"Neighborhood soccer and softball leagues can promote healthy competition and physical activity as well as positive social interaction", added her. "Attractive parks with devices of different ages offer family-friendly activities to get parents moving too."

Fighting childhood obesity remains "a tough fight"

Overall, childhood obesity seems to be getting a lot more attention, and healthcare professionals agree that obesity campaigns – like the Let’s Move initiative – have helped raise awareness of the issue.

Some U.S. states have even seen a reduction in childhood obesity. A CDC report found that between 2008-11, Flor >But even though these numbers show that we are going in the right direction, Staiano said there is much more to be done.

"Childhood obesity remains at a historic high", she said. "These declines are still within the margin of error, and it is important to follow trends to see if the trends are going up or going up."

"We are certainly making some progress", added Dr. Perrin added, "But given the abundance of marketing for children of unhealthy foods, the lack of easy ways to incorporate healthy activity into children’s usual days, and the simultaneous injustice of stigmatizing obesity, it’s a tough struggle. "

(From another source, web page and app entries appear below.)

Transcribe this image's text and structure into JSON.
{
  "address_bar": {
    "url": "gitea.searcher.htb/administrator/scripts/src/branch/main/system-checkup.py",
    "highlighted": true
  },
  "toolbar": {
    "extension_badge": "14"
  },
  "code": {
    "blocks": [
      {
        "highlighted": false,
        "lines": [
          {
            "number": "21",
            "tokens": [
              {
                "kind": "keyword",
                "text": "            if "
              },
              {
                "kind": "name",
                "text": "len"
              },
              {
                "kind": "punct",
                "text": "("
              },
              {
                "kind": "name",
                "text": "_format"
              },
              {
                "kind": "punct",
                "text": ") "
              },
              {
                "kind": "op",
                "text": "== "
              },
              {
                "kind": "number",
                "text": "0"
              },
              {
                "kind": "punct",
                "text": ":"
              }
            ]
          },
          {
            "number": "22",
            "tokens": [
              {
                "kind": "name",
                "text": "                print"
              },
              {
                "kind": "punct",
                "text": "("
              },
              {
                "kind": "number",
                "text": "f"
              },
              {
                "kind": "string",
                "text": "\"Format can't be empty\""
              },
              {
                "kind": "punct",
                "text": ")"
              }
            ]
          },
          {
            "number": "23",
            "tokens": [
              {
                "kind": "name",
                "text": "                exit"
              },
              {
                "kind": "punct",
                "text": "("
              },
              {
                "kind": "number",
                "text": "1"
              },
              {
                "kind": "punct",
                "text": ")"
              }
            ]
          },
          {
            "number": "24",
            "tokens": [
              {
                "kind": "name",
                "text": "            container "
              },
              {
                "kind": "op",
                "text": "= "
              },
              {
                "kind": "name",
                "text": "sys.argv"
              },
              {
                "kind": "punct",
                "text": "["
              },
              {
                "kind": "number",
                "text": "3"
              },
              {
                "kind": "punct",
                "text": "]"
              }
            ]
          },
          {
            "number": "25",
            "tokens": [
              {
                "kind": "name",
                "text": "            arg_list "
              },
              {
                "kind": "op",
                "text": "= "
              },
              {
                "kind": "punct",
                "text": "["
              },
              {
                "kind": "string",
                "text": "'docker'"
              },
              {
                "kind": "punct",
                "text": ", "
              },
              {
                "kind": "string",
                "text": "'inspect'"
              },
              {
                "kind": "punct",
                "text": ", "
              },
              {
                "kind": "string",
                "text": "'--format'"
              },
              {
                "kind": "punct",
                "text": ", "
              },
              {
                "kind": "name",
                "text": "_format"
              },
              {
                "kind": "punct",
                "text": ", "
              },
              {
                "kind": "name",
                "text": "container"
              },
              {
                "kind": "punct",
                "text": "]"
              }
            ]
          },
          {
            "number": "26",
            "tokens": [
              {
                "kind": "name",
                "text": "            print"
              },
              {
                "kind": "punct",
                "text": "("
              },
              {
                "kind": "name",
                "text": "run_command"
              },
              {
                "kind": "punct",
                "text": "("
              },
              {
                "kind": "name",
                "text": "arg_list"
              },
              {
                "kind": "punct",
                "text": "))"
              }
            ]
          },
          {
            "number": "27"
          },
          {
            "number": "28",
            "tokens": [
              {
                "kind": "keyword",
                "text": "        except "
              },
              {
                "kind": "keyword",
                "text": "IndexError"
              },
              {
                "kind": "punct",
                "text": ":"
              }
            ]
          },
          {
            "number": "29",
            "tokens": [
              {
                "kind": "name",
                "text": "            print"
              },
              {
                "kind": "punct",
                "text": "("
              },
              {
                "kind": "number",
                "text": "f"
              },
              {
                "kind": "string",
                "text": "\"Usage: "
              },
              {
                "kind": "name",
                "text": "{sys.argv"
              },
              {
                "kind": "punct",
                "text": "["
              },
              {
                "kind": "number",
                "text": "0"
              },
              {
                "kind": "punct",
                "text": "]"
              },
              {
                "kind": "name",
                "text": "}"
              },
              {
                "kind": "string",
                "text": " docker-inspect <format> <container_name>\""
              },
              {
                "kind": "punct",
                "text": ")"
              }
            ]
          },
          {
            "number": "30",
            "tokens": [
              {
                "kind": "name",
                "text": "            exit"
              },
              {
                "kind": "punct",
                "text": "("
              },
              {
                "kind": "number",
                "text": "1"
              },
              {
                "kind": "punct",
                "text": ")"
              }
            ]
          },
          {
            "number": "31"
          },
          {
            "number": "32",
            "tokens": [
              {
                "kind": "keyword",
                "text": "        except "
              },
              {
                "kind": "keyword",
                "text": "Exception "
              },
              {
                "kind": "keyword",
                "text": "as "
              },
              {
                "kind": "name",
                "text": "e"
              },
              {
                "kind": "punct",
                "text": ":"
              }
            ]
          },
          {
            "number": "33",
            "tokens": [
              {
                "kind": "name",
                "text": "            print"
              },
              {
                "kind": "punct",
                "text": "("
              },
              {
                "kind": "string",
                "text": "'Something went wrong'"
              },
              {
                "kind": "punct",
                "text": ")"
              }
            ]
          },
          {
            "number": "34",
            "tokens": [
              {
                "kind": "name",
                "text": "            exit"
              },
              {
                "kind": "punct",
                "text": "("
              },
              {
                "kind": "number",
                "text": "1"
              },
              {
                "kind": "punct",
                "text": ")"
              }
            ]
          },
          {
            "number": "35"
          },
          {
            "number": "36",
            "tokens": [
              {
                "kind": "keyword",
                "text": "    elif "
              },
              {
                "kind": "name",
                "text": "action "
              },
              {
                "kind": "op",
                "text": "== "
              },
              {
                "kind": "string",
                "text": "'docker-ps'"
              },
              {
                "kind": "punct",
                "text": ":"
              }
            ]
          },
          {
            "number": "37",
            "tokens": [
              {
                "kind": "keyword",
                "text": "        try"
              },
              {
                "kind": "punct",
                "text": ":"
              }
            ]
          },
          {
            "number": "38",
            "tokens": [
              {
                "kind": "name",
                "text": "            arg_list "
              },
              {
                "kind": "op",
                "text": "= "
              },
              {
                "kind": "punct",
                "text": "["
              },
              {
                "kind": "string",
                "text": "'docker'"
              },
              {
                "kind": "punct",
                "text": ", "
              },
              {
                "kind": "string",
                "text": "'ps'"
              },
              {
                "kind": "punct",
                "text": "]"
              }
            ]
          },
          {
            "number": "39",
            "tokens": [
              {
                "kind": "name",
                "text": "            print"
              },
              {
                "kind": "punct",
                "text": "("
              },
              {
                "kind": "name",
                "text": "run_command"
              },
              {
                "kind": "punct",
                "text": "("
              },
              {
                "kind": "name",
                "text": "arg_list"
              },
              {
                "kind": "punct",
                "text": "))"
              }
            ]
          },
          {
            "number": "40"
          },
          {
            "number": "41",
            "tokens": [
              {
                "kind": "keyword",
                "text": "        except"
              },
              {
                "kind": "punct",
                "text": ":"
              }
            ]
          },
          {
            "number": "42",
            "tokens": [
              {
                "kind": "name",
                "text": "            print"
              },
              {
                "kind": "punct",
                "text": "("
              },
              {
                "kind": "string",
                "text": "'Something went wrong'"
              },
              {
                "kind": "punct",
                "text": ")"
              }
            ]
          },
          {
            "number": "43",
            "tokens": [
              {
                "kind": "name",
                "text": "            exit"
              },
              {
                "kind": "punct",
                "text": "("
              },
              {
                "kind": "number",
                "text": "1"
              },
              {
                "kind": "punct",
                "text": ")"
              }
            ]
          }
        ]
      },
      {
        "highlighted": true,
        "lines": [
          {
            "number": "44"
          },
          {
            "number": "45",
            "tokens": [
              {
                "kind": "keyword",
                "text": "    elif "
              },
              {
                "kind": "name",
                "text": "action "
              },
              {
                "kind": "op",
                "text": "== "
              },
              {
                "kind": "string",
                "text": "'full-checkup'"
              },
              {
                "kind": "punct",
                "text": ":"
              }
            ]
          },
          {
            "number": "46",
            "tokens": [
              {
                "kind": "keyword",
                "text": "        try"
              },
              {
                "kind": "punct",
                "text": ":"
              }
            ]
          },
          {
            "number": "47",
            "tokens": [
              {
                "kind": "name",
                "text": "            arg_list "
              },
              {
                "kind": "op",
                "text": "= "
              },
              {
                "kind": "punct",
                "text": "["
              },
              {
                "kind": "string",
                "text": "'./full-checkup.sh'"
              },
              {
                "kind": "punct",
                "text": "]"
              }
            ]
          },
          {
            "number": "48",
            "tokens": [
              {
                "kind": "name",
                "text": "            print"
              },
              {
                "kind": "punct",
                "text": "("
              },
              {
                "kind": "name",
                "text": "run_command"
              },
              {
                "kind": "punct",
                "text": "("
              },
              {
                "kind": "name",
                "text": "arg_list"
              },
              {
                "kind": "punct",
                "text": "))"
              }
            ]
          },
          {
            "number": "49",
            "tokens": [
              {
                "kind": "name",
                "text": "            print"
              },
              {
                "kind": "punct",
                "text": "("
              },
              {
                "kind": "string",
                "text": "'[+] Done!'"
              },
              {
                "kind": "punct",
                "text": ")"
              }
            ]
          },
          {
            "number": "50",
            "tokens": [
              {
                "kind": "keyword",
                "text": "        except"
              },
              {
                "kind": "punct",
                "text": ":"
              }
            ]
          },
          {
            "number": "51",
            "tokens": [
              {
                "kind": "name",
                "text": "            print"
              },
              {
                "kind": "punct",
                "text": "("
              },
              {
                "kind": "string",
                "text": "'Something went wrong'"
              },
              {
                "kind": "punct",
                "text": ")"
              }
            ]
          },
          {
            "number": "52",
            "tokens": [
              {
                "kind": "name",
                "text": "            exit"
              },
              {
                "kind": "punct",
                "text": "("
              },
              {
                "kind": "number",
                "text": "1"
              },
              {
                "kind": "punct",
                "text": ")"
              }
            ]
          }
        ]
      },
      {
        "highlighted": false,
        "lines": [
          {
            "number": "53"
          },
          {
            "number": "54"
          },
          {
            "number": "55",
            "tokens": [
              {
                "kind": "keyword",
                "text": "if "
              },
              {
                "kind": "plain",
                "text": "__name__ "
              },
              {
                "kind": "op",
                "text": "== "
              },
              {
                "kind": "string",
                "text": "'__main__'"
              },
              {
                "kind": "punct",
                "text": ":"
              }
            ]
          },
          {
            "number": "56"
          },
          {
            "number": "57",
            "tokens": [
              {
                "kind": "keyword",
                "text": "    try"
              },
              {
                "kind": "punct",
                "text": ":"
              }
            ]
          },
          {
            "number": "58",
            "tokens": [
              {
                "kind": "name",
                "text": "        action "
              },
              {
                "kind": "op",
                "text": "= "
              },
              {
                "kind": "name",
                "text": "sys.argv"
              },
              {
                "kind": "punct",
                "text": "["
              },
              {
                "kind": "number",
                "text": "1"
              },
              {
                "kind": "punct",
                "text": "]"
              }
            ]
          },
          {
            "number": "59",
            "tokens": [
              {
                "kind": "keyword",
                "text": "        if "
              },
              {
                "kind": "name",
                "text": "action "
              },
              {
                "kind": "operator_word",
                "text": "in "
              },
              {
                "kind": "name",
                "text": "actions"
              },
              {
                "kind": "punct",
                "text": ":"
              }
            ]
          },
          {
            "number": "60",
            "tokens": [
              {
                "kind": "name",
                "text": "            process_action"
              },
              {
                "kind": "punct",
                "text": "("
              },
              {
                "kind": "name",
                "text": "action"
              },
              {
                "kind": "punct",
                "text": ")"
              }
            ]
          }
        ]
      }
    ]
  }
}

But it seems like Michelle Obama won’t give up the fight soon:

"In the end, as a first lady, this is not just a political issue for me. It is a passion. That is my mission. I am determined to work with people in this country to change the way a generation of children thinks about food and nutrition."


Like this post? Please share to your friends:
Christina Cherry
Leave a Reply

;-) :| :x :twisted: :smile: :shock: :sad: :roll: :razz: :oops: :o :mrgreen: :lol: :idea: :grin: :evil: :cry: :cool: :arrow: :???: :?: :!: